### BRIEF
Each line of the data below holding the word "badge" must be copied.

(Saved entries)
====

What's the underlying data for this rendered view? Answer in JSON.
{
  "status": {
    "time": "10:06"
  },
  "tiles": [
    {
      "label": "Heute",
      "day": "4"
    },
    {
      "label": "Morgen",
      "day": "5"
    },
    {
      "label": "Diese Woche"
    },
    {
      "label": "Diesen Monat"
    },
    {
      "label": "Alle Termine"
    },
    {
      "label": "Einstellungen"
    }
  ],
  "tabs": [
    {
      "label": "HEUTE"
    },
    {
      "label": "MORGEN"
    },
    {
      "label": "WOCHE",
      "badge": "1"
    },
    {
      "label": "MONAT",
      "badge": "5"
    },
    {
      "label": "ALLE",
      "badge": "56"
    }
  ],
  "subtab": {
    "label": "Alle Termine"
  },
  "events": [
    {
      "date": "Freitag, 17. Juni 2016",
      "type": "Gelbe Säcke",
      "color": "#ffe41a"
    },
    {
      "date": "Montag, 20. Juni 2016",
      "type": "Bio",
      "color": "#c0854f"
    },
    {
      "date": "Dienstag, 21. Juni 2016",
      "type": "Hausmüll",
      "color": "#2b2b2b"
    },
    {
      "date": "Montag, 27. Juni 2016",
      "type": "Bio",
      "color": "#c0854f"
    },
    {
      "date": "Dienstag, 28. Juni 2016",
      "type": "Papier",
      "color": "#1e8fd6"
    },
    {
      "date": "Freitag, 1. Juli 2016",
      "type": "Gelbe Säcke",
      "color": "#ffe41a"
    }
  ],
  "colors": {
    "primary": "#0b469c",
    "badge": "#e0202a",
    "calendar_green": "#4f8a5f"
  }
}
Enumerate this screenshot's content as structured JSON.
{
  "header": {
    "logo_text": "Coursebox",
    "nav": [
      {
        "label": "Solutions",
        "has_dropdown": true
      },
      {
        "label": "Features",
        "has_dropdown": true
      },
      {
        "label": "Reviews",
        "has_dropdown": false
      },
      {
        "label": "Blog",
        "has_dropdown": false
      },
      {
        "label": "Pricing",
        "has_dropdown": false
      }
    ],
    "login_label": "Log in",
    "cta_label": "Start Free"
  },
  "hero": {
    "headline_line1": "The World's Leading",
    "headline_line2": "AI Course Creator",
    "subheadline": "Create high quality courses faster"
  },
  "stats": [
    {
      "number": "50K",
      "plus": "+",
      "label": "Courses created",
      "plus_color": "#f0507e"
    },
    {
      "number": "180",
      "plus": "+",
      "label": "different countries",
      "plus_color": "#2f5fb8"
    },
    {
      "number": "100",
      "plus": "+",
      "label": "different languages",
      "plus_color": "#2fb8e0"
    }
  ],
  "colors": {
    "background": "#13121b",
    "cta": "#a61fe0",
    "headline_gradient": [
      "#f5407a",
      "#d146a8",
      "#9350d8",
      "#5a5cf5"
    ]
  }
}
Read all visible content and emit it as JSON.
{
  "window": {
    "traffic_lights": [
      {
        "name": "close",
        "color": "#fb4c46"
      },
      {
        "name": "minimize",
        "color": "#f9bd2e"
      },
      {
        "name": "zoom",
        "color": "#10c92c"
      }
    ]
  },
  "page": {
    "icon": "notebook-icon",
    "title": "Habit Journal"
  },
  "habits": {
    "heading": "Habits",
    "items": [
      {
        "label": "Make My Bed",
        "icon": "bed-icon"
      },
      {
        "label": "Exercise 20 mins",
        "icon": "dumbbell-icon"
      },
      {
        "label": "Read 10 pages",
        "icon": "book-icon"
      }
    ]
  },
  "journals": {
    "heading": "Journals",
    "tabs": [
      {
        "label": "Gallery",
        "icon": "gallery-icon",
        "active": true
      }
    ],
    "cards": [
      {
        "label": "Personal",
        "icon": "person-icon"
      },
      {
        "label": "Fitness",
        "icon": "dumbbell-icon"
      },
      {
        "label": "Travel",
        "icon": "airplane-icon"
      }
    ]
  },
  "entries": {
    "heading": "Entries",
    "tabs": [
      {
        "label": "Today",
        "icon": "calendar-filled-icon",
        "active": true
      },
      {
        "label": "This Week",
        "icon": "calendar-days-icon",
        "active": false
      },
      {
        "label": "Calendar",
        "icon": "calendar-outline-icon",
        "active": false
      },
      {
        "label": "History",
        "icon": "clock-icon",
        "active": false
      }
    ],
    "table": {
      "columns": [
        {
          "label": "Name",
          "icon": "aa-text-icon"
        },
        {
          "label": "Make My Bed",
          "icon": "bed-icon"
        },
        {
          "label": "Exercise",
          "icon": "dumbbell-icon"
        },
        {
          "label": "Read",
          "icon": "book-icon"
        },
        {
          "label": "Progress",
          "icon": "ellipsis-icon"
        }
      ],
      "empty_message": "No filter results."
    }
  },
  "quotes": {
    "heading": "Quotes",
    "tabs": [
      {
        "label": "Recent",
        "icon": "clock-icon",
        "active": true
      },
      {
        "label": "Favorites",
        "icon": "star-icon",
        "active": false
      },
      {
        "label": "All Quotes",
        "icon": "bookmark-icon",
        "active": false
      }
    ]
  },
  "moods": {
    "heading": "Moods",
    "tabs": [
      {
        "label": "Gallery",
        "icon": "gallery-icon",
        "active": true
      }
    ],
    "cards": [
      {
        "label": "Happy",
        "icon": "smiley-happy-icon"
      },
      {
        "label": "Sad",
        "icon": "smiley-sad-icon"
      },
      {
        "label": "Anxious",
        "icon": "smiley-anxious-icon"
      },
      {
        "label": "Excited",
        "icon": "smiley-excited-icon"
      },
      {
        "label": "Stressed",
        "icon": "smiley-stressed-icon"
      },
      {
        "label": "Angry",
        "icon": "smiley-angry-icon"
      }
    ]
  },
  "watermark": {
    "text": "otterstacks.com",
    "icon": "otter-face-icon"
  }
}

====

### RESPONSE TO THE TASK
      "badge": "1"
      "badge": "5"
      "badge": "56"
    "badge": "#e0202a",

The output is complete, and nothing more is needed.